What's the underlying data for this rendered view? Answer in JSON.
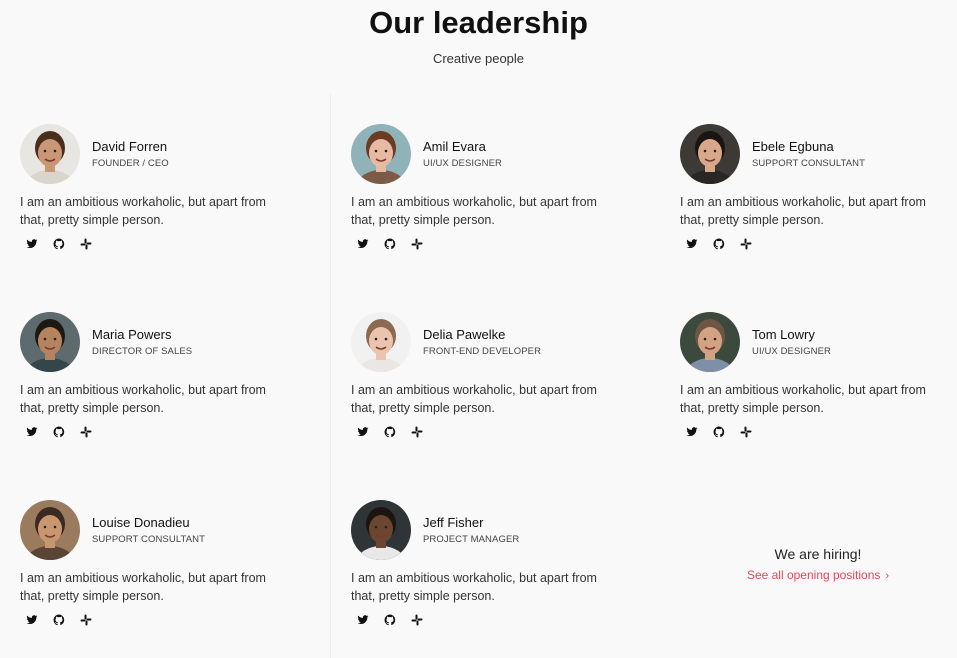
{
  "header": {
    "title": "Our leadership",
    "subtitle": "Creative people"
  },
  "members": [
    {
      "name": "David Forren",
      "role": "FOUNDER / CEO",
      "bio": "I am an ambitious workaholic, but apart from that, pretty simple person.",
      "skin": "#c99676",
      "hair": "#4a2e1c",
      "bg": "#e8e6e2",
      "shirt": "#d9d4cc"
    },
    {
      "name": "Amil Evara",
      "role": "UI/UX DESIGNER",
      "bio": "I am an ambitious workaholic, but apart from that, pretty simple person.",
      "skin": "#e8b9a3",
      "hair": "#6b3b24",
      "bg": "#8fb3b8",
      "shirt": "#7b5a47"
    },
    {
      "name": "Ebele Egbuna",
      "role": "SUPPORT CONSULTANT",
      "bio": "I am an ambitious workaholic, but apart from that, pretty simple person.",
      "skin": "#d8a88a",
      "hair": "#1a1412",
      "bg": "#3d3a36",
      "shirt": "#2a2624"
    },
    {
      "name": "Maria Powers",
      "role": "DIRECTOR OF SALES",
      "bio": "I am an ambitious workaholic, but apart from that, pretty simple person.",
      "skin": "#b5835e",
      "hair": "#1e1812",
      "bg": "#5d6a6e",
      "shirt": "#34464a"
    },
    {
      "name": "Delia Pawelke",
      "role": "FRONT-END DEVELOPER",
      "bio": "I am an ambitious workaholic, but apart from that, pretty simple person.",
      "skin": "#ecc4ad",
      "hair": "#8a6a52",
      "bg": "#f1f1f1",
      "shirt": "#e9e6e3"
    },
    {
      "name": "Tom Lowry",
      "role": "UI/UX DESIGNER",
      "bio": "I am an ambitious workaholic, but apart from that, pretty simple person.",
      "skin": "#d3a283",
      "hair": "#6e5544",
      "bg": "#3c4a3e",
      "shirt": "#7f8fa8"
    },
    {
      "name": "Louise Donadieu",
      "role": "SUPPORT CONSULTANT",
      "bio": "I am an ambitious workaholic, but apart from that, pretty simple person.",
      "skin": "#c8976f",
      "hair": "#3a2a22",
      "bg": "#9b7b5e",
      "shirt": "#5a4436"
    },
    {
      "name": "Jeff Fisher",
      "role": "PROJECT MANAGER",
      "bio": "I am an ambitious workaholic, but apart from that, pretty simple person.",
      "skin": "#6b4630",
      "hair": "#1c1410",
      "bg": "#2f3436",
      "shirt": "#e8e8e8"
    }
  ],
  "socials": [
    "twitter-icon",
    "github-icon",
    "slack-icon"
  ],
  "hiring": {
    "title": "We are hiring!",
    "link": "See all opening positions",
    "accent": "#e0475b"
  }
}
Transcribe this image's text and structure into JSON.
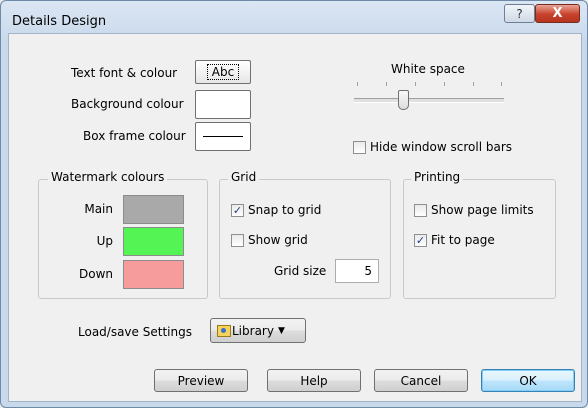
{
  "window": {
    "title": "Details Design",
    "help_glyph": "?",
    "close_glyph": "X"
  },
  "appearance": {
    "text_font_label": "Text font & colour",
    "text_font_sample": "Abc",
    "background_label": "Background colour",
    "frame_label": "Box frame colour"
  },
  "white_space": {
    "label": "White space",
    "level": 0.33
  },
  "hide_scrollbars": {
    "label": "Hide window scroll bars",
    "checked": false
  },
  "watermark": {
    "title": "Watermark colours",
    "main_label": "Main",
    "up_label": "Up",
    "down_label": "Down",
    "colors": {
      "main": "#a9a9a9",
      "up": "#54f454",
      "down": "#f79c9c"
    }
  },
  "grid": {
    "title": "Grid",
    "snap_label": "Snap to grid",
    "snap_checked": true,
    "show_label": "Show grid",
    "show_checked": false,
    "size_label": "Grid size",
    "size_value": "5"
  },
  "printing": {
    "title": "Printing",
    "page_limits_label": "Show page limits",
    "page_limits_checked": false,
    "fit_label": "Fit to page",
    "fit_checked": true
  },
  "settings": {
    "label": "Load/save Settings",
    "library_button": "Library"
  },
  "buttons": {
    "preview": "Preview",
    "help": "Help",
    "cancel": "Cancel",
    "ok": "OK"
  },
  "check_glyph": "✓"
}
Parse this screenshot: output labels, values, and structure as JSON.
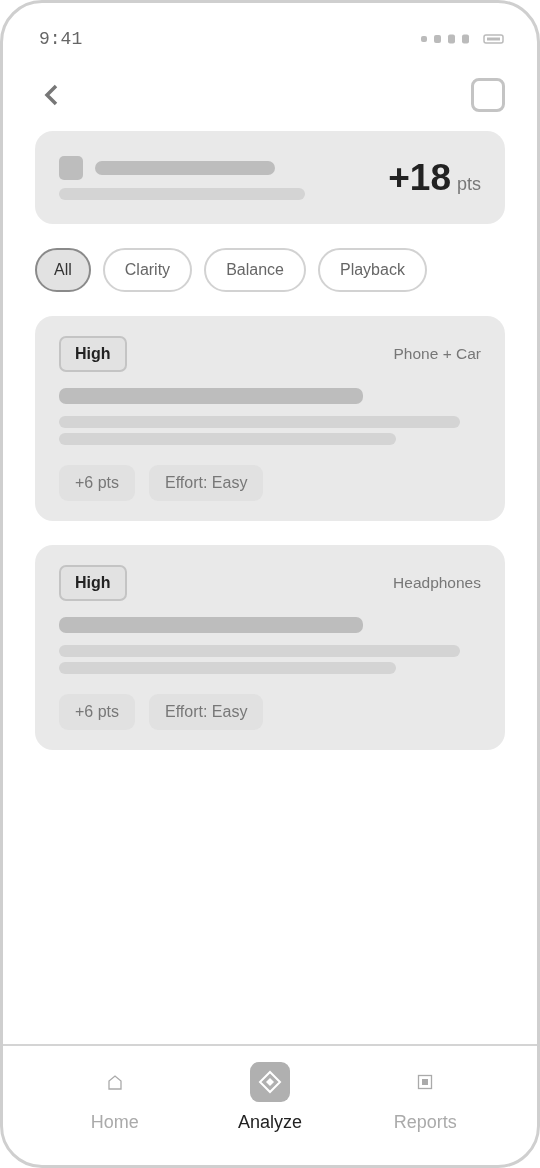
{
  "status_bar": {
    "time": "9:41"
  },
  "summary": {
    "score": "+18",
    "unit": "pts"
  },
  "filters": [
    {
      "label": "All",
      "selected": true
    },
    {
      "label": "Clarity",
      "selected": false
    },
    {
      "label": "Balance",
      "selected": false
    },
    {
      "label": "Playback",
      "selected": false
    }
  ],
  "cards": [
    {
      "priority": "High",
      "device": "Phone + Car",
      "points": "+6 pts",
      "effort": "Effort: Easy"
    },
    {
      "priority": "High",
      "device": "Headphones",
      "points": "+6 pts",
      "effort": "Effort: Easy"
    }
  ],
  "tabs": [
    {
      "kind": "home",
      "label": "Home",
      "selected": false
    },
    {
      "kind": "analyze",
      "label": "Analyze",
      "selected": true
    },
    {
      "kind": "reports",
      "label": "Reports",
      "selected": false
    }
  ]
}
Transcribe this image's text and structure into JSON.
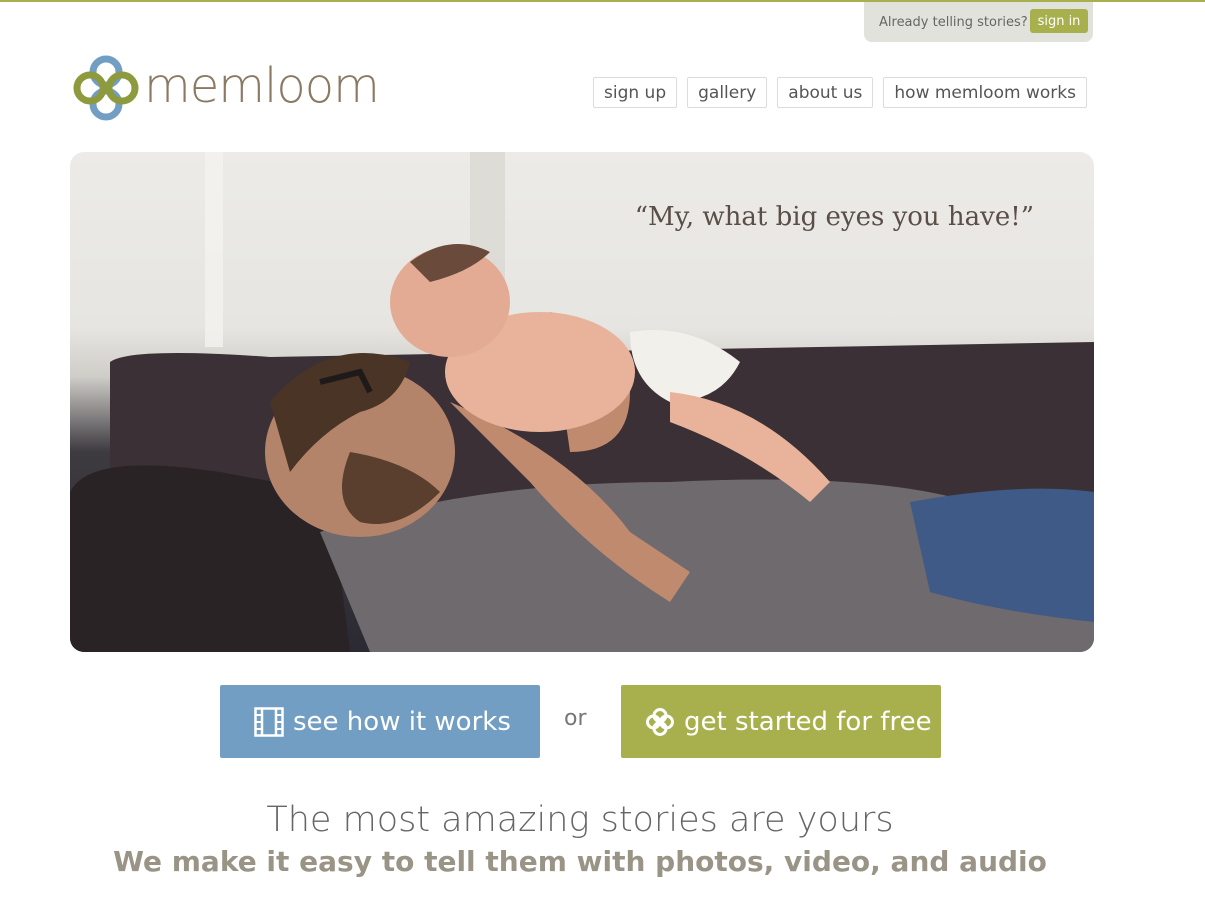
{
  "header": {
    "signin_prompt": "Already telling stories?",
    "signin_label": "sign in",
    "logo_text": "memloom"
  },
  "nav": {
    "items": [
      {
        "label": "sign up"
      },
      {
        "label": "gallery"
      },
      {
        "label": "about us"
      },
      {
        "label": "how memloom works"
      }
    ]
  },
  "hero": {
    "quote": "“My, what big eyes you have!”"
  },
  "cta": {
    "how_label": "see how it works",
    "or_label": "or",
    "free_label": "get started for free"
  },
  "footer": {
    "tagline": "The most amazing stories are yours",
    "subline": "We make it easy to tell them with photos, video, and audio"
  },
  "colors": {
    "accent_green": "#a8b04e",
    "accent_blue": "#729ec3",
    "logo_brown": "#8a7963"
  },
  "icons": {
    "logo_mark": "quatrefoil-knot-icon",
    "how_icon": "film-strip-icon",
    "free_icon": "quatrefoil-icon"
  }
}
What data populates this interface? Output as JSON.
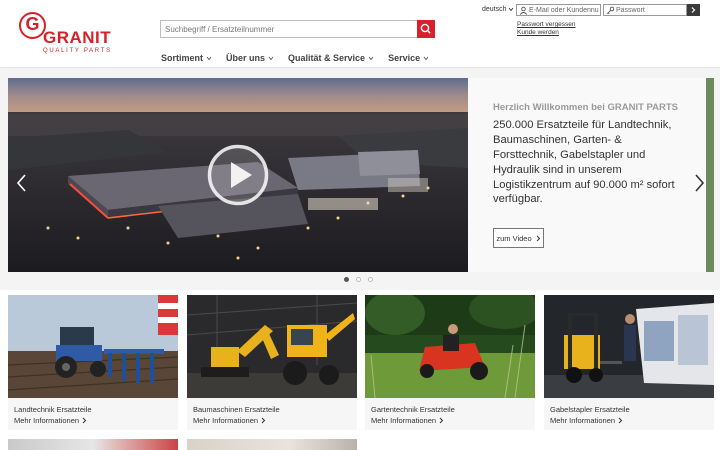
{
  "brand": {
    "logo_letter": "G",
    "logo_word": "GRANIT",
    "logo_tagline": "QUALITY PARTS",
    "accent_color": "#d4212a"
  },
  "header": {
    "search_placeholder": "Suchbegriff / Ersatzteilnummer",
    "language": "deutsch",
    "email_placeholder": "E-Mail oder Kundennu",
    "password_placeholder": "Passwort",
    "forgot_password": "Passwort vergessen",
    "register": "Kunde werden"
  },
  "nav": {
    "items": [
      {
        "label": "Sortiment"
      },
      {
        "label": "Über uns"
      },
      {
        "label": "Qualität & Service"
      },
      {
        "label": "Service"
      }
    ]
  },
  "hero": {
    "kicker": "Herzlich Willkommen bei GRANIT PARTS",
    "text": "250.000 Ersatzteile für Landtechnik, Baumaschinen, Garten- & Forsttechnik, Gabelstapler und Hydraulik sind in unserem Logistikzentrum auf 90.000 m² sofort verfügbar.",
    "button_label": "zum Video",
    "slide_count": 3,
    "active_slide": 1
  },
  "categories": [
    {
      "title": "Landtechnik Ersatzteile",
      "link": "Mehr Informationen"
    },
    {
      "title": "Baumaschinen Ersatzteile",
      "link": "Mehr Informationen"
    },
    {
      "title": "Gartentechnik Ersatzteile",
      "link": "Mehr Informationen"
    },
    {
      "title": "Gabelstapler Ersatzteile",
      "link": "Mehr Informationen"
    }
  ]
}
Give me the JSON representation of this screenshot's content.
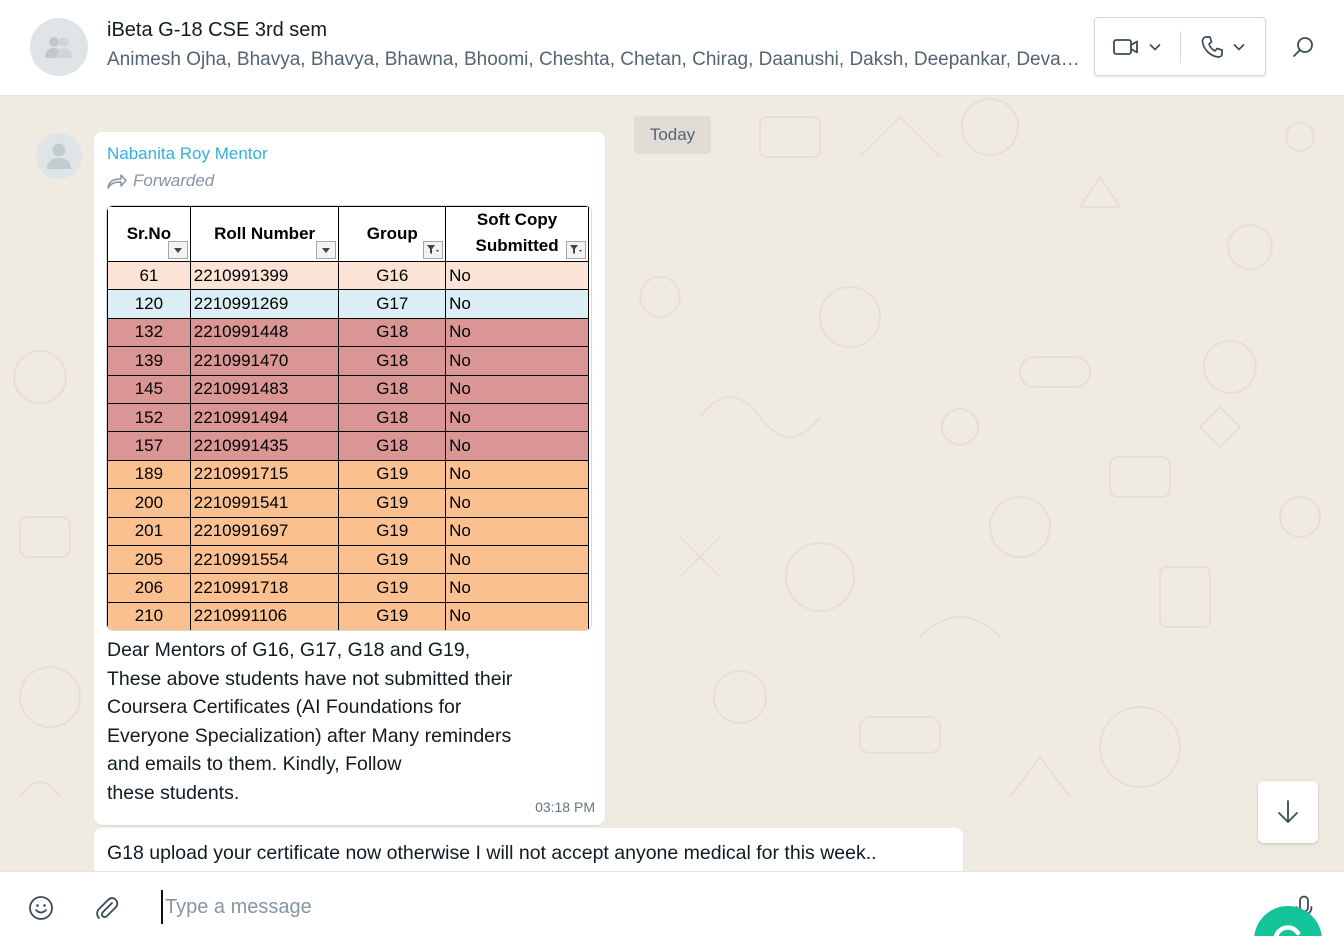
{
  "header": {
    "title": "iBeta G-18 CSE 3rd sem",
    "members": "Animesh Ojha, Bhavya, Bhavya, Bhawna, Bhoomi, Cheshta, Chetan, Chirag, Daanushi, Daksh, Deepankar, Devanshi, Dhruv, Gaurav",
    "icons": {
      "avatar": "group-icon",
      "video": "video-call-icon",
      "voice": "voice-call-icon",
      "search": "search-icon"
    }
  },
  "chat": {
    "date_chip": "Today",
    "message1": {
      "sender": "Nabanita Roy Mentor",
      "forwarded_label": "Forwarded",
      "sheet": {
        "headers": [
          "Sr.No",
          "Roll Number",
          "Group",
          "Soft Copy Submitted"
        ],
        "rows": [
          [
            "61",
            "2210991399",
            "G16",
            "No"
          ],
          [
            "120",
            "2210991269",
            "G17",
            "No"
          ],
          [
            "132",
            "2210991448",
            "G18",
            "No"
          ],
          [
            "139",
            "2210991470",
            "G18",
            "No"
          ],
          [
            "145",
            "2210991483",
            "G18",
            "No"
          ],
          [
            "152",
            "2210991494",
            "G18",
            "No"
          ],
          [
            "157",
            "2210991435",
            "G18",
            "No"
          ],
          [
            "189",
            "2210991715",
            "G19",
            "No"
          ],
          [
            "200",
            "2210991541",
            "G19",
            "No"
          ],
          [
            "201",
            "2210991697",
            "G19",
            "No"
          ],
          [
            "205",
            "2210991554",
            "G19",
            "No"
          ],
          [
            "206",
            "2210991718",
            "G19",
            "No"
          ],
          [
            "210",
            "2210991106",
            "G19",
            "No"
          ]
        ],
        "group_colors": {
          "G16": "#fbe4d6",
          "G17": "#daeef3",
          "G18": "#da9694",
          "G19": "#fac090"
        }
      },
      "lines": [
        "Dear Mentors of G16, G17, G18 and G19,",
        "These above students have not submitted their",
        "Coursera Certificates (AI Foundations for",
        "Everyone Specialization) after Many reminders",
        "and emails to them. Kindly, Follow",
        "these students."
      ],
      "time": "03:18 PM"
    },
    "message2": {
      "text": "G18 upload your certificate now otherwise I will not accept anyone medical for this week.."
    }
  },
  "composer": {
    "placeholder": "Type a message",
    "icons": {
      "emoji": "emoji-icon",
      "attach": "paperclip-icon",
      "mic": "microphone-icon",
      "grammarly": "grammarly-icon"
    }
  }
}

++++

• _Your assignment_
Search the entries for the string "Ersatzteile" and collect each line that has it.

• _Response to this task_
    "text": "250.000 Ersatzteile für Landtechnik, Baumaschinen, Garten- & Forsttechnik, Gabelstapler und Hydraulik sind in unserem Logistikzentrum auf 90.000 m² sofort verfügbar.",
      "title": "Landtechnik Ersatzteile",
      "title": "Baumaschinen Ersatzteile",
      "title": "Gartentechnik Ersatzteile",
      "title": "Gabelstapler Ersatzteile",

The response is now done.